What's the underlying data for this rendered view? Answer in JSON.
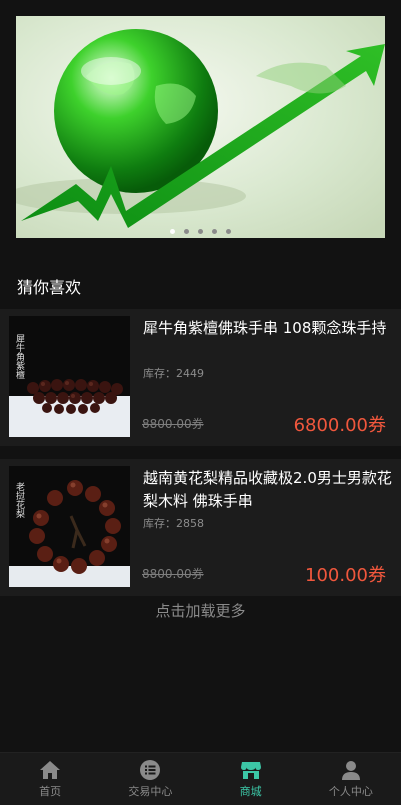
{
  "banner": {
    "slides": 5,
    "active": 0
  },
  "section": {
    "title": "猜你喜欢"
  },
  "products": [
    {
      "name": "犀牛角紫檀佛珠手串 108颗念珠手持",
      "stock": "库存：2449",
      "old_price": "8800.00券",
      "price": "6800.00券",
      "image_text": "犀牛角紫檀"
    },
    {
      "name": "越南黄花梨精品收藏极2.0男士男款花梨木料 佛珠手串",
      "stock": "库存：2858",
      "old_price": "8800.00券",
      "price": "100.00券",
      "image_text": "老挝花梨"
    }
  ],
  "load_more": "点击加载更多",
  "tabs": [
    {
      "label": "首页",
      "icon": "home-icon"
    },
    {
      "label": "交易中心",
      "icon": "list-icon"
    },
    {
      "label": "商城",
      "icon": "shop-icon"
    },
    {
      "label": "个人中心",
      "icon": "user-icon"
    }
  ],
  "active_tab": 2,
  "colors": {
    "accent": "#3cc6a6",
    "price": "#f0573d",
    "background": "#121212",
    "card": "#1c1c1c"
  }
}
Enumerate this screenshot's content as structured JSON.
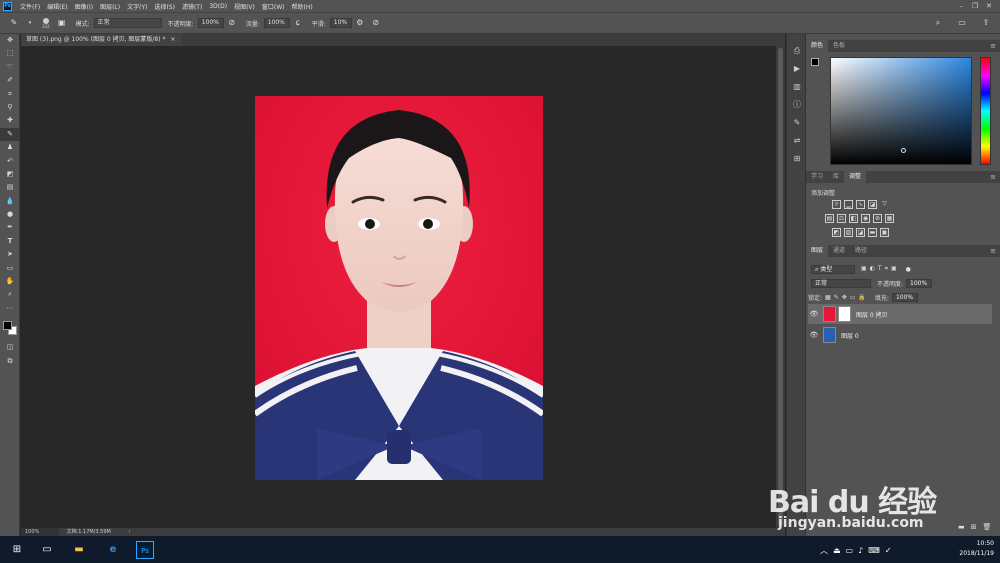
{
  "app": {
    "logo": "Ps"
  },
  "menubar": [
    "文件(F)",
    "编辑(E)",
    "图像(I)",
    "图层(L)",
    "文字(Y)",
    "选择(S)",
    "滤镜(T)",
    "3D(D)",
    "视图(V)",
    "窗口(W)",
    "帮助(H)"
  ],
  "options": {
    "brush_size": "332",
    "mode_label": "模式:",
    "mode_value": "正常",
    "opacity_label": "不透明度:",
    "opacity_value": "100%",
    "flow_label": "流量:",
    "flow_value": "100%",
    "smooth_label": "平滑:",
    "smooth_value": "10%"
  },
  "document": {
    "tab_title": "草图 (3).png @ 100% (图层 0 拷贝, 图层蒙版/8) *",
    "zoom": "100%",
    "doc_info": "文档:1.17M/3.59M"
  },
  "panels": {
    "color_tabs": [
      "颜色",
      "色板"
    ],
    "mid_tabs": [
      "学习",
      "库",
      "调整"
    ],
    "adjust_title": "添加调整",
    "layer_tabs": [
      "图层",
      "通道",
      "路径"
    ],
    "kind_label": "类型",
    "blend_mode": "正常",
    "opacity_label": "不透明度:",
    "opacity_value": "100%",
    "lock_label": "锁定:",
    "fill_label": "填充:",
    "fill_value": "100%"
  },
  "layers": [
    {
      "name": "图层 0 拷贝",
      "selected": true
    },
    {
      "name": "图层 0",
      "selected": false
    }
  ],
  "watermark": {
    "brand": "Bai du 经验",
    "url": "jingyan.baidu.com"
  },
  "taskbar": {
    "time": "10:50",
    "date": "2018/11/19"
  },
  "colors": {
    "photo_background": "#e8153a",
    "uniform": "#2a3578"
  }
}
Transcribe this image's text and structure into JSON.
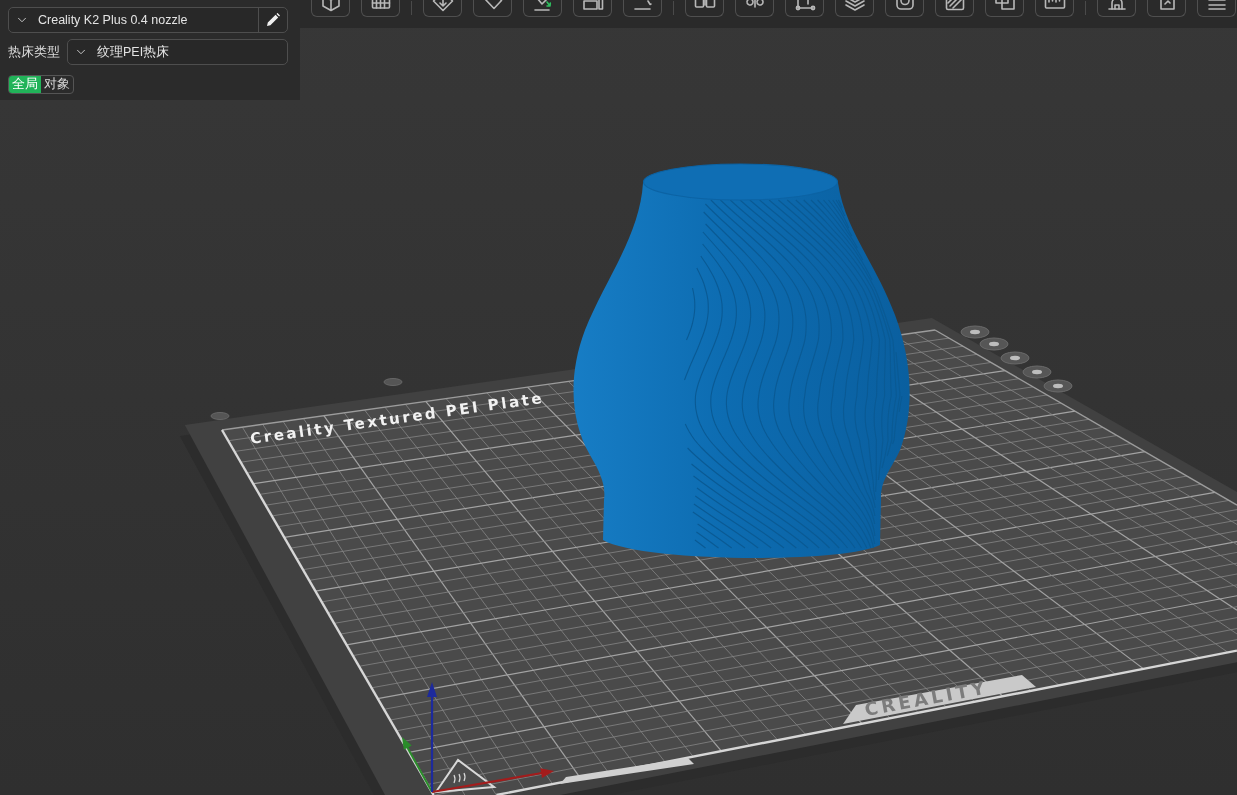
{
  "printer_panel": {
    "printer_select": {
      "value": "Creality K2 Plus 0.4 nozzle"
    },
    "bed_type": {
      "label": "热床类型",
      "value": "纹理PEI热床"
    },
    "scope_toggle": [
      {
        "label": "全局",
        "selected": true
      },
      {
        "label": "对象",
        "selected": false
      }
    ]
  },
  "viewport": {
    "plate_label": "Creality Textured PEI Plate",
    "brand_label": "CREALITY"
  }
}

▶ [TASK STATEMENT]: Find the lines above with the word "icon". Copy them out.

▶ [TASK ANSWER]:
      "icon": "home-icon"
      "icon": "list-icon"
      "icon": "shop-icon"
      "icon": "user-icon"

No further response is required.